Riverkeeper: Cuomo veto leaves Peekskill drinking water vulnerable


Peekskill Hollow Creek

      Photo by Jim Striebich

The head waters and streams that run from Peekskill’s water supply at Wiccopee Reservoir in Putnam Valley to faucets in the city will remain in an ‘unprotected’ class after Governor Andrew Cuomo vetoed a bill offering broader protections for streams last Friday. Hollowbrook Creek is a Class C feeder stream that runs from the city owned reservoir in Putnam Valley. It is classified as a tributary of the main stem, Peekskill Hollow Creek, which is protected due to its classification as a trout stream. It is a vital link to the Atlantic Ocean for migratory fish like river herring that spawn in the tidal portion of the creek.
Cuomo cited the expense of adding extra Department of Environmental Conservation (DEC) personnel for oversight into an already strapped state budget as the reason for the veto. State Senator Peter Harckham introduced the legislation in 2019 before the pandemic. “It was certainly disappointing,” said Harckham, about the veto, “but it’s a fiscal issue.” Given the deficit of $14.6 billion the state faces, we’ll wait to see if NYS receives any federal money from a pandemic bailout. If fiscal conditions change, we can bring the legislation back.”
“This is one of the areas where water quality suffers from death by a thousand cuts,” said Jeremy Cherson, Riverkeeper Legislative Advocacy Manager. “The reservoir upstream is Class A. The way the water system works is that the creek itself acts as the conduit for water from the Wiccopee reservoir to reach the intake for the city. So protecting the whole watershed is essential to protect the water quality of the city. The tributaries to the Brook should be protected, just as the reservoir is (Class A) and at least as well as the main stem of the creek (Class C TS),” said Dan Shapley, Water Quality Program Director of Riverkeeper.
The DEC designates streams as Class AA, A, B, C and D for purposes of regulations. AA and A are for drinking, B is for recreational uses such as swimming while C is for fishing. Only AA, A and B classification require permits for activities like dredging or stream bank modification, said Cherson.

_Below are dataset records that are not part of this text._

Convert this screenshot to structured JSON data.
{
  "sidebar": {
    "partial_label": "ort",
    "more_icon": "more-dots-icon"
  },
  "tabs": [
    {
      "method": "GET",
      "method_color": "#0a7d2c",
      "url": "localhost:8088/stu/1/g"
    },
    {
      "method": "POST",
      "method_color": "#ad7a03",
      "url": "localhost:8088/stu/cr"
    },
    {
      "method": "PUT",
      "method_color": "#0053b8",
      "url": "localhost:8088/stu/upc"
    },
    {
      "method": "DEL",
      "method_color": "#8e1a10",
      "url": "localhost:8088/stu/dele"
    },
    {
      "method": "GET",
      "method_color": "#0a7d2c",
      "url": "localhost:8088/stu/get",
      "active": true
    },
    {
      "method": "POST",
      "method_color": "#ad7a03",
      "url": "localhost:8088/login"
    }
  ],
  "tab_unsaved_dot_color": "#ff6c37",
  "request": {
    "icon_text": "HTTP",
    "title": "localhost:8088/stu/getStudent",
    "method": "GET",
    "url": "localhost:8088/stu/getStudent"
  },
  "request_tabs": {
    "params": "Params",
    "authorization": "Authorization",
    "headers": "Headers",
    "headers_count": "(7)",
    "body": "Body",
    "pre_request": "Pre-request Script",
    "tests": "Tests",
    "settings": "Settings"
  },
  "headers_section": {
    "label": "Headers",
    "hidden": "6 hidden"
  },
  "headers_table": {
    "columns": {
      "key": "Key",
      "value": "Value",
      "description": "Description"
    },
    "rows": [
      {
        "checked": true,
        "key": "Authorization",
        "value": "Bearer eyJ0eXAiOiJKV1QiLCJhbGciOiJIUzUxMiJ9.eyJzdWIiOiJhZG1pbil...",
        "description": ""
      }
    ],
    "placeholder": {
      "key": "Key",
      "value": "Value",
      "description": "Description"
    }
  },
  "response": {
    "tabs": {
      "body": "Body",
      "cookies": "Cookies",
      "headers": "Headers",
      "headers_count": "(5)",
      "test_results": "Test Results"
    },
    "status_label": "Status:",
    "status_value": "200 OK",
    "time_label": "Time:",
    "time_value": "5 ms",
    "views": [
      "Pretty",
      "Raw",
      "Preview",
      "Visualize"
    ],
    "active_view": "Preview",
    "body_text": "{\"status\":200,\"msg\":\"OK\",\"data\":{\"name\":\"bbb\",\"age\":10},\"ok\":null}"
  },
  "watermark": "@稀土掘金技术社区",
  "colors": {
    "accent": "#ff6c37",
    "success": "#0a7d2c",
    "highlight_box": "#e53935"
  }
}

Streams with the classification of C (TS) for Trout Stream receive stronger protection than C and D streams.
Cherson urged Peekskill’s Common Council to pass a resolution asking the DEC to re-classify the tributaries that feed into the city’s drinking water supply.  “Local governments and environmental conservation groups can gather evidence of feeder streams that are misclassified and petition to receive higher classifications.”  According to the Environmental Conservation Law, the DEC is authorized to amend classifications in accordance with best usage in the interest of the public, and alter, reclassify, modify, change or amend the classification of waters.
Cherson’s suggestion that environmental conservation groups can gather evidence to bolster their case to the DEC to re-classify tributaries confirms what Westchester County learned when its award-winning Citizens Volunteer Monitoring Program was in place from 2003 to 2010.

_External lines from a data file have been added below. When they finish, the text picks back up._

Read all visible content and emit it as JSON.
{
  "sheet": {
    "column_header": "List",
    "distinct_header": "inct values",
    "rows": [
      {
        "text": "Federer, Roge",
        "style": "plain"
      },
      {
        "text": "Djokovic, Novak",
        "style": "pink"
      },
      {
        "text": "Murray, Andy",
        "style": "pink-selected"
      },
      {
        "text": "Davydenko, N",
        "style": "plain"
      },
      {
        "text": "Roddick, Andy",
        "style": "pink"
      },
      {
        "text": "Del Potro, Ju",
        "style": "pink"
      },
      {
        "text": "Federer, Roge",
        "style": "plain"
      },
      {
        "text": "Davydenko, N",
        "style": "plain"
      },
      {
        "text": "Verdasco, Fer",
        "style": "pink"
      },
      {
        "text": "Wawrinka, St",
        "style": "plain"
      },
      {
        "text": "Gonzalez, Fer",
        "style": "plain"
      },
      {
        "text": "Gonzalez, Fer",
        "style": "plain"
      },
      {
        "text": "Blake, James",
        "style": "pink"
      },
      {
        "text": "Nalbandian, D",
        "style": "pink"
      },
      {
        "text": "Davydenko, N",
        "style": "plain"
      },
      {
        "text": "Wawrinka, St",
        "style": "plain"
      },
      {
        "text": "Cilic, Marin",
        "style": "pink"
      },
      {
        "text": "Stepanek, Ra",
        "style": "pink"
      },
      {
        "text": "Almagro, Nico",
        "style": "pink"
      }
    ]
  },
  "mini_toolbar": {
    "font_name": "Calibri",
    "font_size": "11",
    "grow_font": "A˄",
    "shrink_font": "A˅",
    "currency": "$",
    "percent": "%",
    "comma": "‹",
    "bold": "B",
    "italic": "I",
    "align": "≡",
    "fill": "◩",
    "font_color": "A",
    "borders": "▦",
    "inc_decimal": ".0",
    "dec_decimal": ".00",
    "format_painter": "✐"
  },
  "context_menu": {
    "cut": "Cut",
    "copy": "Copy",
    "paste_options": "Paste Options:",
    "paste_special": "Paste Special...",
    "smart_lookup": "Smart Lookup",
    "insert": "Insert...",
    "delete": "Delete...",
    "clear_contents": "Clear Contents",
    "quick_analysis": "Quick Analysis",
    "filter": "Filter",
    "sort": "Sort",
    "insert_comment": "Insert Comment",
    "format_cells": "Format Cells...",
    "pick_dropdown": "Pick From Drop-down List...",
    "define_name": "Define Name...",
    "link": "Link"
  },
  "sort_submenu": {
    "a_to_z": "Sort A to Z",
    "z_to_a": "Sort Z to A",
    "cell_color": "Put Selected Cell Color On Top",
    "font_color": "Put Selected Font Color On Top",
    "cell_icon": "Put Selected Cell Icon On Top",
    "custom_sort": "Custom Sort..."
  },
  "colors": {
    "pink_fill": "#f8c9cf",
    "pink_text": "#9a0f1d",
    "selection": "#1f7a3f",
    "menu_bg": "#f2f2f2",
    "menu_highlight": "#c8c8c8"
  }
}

The program was established through Safe Drinking Water Act funding distributed by the state DEC, in order to create a baseline of water quality data on streams and rivers as well as ponds and lakes. For the seven years of its existence, trained volunteers monitored over 40 stream site locations and 12 lakes and created a comprehensive database of water quality information.  Volunteer data was found to be a useful tool for understanding local stream and lake health.

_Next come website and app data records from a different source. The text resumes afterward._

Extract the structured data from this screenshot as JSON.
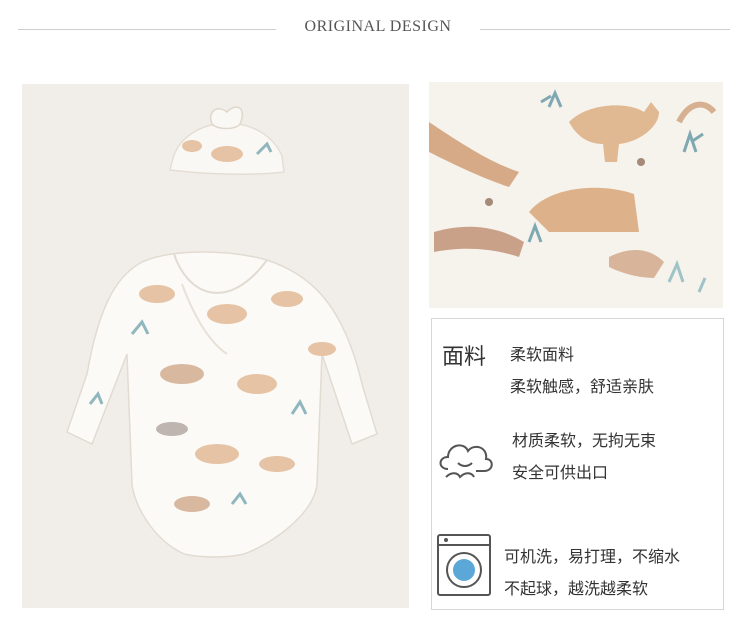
{
  "header": {
    "title": "ORIGINAL DESIGN"
  },
  "features": [
    {
      "icon": "fabric-text-icon",
      "icon_label": "面料",
      "line1": "柔软面料",
      "line2": "柔软触感，舒适亲肤"
    },
    {
      "icon": "cloud-icon",
      "line1": "材质柔软，无拘无束",
      "line2": "安全可供出口"
    },
    {
      "icon": "washing-machine-icon",
      "line1": "可机洗，易打理，不缩水",
      "line2": "不起球，越洗越柔软"
    }
  ],
  "colors": {
    "print_beige": "#e6c3a4",
    "print_leaf": "#8fb7bd",
    "accent_blue": "#5aa7d8"
  }
}
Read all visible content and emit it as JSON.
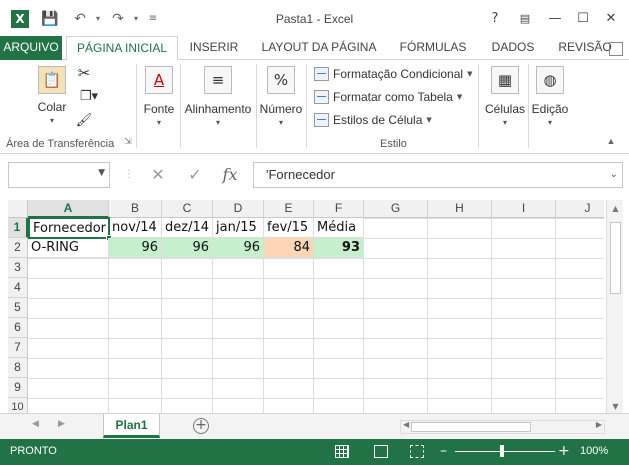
{
  "window": {
    "title": "Pasta1 - Excel"
  },
  "ribbon_tabs": [
    "ARQUIVO",
    "PÁGINA INICIAL",
    "INSERIR",
    "LAYOUT DA PÁGINA",
    "FÓRMULAS",
    "DADOS",
    "REVISÃO"
  ],
  "ribbon": {
    "clipboard": {
      "paste_label": "Colar",
      "group_label": "Área de Transferência"
    },
    "font_label": "Fonte",
    "alignment_label": "Alinhamento",
    "number_label": "Número",
    "styles": {
      "conditional": "Formatação Condicional",
      "as_table": "Formatar como Tabela",
      "cell_styles": "Estilos de Célula",
      "group_label": "Estilo"
    },
    "cells_label": "Células",
    "editing_label": "Edição"
  },
  "formula_bar": {
    "name_box": "",
    "content": "'Fornecedor"
  },
  "grid": {
    "columns": [
      "A",
      "B",
      "C",
      "D",
      "E",
      "F",
      "G",
      "H",
      "I",
      "J"
    ],
    "rows": [
      "1",
      "2",
      "3",
      "4",
      "5",
      "6",
      "7",
      "8",
      "9",
      "10"
    ],
    "header_row": [
      "Fornecedor",
      "nov/14",
      "dez/14",
      "jan/15",
      "fev/15",
      "Média"
    ],
    "data_row": [
      "O-RING",
      "96",
      "96",
      "96",
      "84",
      "93"
    ],
    "colors": {
      "green": "#c6efce",
      "orange": "#fcd5b4"
    }
  },
  "sheet_tabs": [
    "Plan1"
  ],
  "status": {
    "mode": "PRONTO",
    "zoom": "100%"
  },
  "colors": {
    "accent": "#217346"
  }
}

More than 300 participants saw the relationship between water quality, land use and stormwater. By gaining hands-on experience, volunteers were more likely to understand environmental concepts and share them with their friends and neighbors in the community. And the county’s planning department learned that volunteer data can be a useful tool for understanding local stream health especially in areas where little data is collected due to lack of funding and resources. By working closely with Westchester County residents, schools, non-profit organizations and municipal officials, the county planning department was able to create a model educational program that could be used by other organizations and government agencies nationwide.  The program was cut from the county budget in 2010.

By Regina Clarkin